JTO unveils new strategy
The JTO will move next door to Level 2 of Newspaper House, 93 Boulcott St , Wellington, this month and take an office next door to the Newspaper Publishers Association. The move returns the JTO to its original location. The NPA will take over some administrative functions. The move will make considerable savings for the JTO, which had been operating in the red for some time.
New executive director Jim Tucker said the relocation and reorganisation would put the JTO on a much sounder financial footing and enable it to undertake the initiatives in the strategic plan.
For example, the unit standards - core guidelines for the training of all new journalists - were long overdue for revision, but the organisation had had insufficient funds to complete the process of rewriting and re-listing them on the NZQA's national qualifications framework.
Similarly, the JTO had been unable to afford research into key training issues, such as lack of education in civic knowledge, history, literacy and numeracy among the majority of school leavers applying for journalism programmes.
It had not been able to continue publishing Noted, which was one of the few forums available for the discussion of journalism and news media issues. He had plans to develop the JTO's newly re-designed website into an electronic version of Noted, as well as a place for listing and finding journalism jobs.
One of the plan's key strategies is a new model for training aimed at addressing one of the most serious problems facing the media industry - lack of on-the-job training for new entrants. This was mentioned by nearly everyone he talked to during a two-month consultation process undertaken in April and May, shortly after he started the job.
"By and large, journalism graduates are getting a good grounding from the tertiary institutions, but after that it's a matter of luck whether they find mentors to help them develop any further," Tucker told this month's JTO council meeting.
The new model offers newcomers to journalism a year of formal on-site training overseen by in-house trainers. The scheme will be formulated in consultation with the Tertiary Education Commission, which makes funding available for such training through industry training organisations.
The JTO has been on notice for the past two years that it must conform to the TEC's requirements for ITOs or face deregistration as one.

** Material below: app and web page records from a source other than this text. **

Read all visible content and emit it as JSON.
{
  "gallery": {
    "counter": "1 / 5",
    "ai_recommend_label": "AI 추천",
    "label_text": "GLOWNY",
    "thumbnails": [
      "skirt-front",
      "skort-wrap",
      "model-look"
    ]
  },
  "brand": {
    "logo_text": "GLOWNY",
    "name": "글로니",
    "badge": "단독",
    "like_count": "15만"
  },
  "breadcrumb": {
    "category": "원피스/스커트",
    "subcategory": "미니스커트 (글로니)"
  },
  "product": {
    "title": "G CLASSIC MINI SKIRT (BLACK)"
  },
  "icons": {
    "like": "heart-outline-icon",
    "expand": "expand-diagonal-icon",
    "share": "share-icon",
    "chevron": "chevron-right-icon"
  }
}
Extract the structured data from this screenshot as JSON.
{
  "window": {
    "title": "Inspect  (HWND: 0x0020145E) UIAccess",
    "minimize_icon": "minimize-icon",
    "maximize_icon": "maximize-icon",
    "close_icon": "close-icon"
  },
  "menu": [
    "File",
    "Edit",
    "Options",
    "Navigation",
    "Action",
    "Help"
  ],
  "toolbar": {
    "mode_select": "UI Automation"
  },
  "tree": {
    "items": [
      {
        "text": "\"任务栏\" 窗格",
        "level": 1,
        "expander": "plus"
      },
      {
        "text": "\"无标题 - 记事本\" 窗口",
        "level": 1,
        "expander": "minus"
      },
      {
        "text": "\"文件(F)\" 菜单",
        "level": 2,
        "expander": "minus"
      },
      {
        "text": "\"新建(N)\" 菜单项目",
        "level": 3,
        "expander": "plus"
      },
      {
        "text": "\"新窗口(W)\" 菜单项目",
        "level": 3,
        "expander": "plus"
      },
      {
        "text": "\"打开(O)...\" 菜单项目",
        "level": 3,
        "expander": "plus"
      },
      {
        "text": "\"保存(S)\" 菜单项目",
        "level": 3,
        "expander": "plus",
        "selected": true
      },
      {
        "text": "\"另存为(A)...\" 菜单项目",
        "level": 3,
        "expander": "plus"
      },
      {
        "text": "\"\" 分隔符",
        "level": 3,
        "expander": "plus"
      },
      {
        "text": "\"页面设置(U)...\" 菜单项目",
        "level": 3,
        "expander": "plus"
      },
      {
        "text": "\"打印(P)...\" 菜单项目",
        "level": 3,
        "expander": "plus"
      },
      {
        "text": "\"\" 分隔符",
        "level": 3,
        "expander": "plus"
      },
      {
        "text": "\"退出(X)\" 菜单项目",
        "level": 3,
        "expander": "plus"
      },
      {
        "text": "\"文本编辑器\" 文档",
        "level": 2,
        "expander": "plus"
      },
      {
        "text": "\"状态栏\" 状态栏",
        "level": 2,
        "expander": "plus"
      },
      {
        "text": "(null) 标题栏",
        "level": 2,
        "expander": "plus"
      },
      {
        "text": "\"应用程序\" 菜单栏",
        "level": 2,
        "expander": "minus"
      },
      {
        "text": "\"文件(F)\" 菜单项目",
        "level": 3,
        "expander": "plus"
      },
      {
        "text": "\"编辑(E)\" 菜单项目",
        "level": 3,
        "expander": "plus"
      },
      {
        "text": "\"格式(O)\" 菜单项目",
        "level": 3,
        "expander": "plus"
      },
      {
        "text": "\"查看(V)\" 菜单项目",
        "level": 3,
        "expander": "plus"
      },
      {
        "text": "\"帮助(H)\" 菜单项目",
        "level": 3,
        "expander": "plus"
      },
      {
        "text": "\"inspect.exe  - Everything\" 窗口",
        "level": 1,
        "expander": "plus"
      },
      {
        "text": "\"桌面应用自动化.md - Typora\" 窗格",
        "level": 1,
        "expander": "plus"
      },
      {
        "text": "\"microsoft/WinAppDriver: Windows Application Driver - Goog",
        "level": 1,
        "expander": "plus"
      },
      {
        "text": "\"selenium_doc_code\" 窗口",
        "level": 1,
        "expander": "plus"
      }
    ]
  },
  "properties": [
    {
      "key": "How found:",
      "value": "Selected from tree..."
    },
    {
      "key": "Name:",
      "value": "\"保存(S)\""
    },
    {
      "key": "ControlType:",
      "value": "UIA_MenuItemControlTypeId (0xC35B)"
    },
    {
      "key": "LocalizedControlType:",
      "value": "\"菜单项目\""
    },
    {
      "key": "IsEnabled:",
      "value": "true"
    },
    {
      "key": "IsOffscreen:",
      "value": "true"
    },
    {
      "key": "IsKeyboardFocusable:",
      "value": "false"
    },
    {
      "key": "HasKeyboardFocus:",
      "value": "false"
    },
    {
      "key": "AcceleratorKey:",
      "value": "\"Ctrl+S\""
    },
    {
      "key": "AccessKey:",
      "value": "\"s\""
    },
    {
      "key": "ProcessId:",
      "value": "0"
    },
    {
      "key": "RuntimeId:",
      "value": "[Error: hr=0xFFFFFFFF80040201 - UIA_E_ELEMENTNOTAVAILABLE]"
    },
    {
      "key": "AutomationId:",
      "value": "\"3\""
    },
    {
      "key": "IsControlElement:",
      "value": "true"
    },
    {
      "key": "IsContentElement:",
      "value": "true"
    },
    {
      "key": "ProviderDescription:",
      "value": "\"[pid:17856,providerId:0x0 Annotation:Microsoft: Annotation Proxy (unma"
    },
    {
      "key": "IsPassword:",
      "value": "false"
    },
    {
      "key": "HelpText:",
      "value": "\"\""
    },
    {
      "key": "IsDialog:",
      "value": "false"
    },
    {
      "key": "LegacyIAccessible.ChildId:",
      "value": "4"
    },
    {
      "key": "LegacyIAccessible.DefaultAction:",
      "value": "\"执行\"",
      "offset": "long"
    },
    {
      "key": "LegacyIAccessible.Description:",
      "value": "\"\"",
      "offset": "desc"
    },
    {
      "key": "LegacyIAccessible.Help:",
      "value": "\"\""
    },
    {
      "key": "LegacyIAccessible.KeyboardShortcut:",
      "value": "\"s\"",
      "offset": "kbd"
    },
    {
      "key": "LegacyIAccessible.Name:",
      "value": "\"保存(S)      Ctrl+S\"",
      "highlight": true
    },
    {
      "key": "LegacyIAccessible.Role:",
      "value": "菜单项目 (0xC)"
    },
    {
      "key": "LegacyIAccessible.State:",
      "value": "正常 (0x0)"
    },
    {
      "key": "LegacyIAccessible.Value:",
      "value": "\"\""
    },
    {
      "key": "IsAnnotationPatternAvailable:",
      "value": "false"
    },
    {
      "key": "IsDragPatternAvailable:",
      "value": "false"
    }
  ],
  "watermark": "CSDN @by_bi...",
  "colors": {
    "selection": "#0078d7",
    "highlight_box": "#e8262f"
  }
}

The JTO council agreed that meeting the TEC's prescription should be the organisation's top priority.
The new training model includes a third stage (after a tertiary programme and the year of on-site training) during which the journalist would undertake on-line study at a tertiary institution for a Bachelor of Journalism.
"We're one of the only developed countries that has no clearly defined, undergraduate degree in journalism, a Bachelor of Journalism," the executive director said. The model, if developed, would enable a journalist to build on his or her diploma-level qualification and obtain a degree without having to leave the job.
Beyond undergraduate level, the model includes plans for a Master of Journalism, something that is also absent from university and technical institute programmes in New Zealand. This could be developed in conjunction with universities here or overseas. It would aim to fill existing gaps in journalism higher learning and could include strands in management, with the aim of educating the editors and newsroom managers of the future.
The meeting agreed it was time to consider the promotion of journalism as an exciting and rewarding career. Young people up to the age of 12 say it's their number one choice, according to a survey last year, but after that it disappears from their top-20 options. The strategic plan includes an objective to find ways to promote journalism in schools and among people looking for a change of career.